Macworld 2012 reinvented itself as Macworld/iWorld, adding a lot of shorter talks and benefitting from a vastly revitalized lineup of dealers.

I’ll be writing more about what I saw and did at the show in the next few days, focusing on favorite iPhone apps and accessories. Here’s quick picture of Todd Bernhard, writer for iPhone Life, with his distinctive name badge. Yes! It’s an iPad!

Posted in iPhone (General), iPhone accessory | Tagged , , , , | 1 Comment

The iPhone turns 5

(image from the fCards iPhone app)

Has it really been five years since we sat in the audience at Macworld and saw the first iPhone unveiled?

In this article, looks at how the iPhone has evolved from its initial incarnation, including:

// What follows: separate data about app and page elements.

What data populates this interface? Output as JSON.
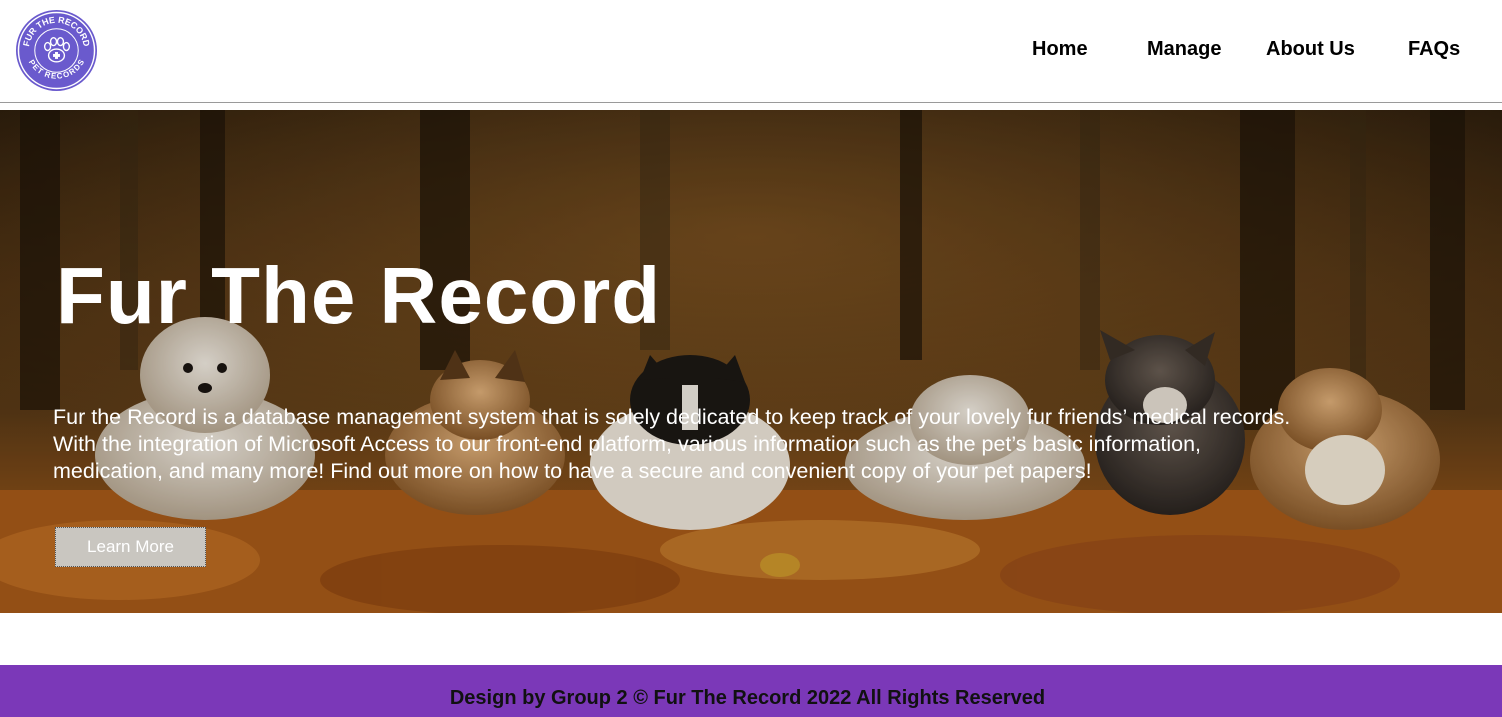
{
  "brand": {
    "logo_top_text": "FUR THE RECORD",
    "logo_bottom_text": "PET RECORDS",
    "logo_color": "#6a5acd"
  },
  "nav": {
    "items": [
      {
        "label": "Home"
      },
      {
        "label": "Manage"
      },
      {
        "label": "About Us"
      },
      {
        "label": "FAQs"
      }
    ]
  },
  "hero": {
    "title": "Fur The Record",
    "description": "Fur the Record is a database management system that is solely dedicated to keep track of your lovely fur friends’ medical records. With the integration of Microsoft Access to our front-end platform, various information such as the pet’s basic information, medication, and many more! Find out more on how to have a secure and convenient copy of your pet papers!",
    "button_label": "Learn More",
    "background_image": "dogs-in-autumn-leaves"
  },
  "footer": {
    "text": "Design by Group 2 © Fur The Record 2022 All Rights Reserved",
    "color": "#7b38b8"
  }
}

  • The App Store (2008)
  • Serious photography (iPhone 3GS)
  • New design (iPhone 4)
  • Siri (iPhone 4S)
Posted in iPhone (General), iPhone 3G, iPhone 3GS, iPhone 4, iPhone 4S, iPhone apps | Tagged , , , , , | 2 Comments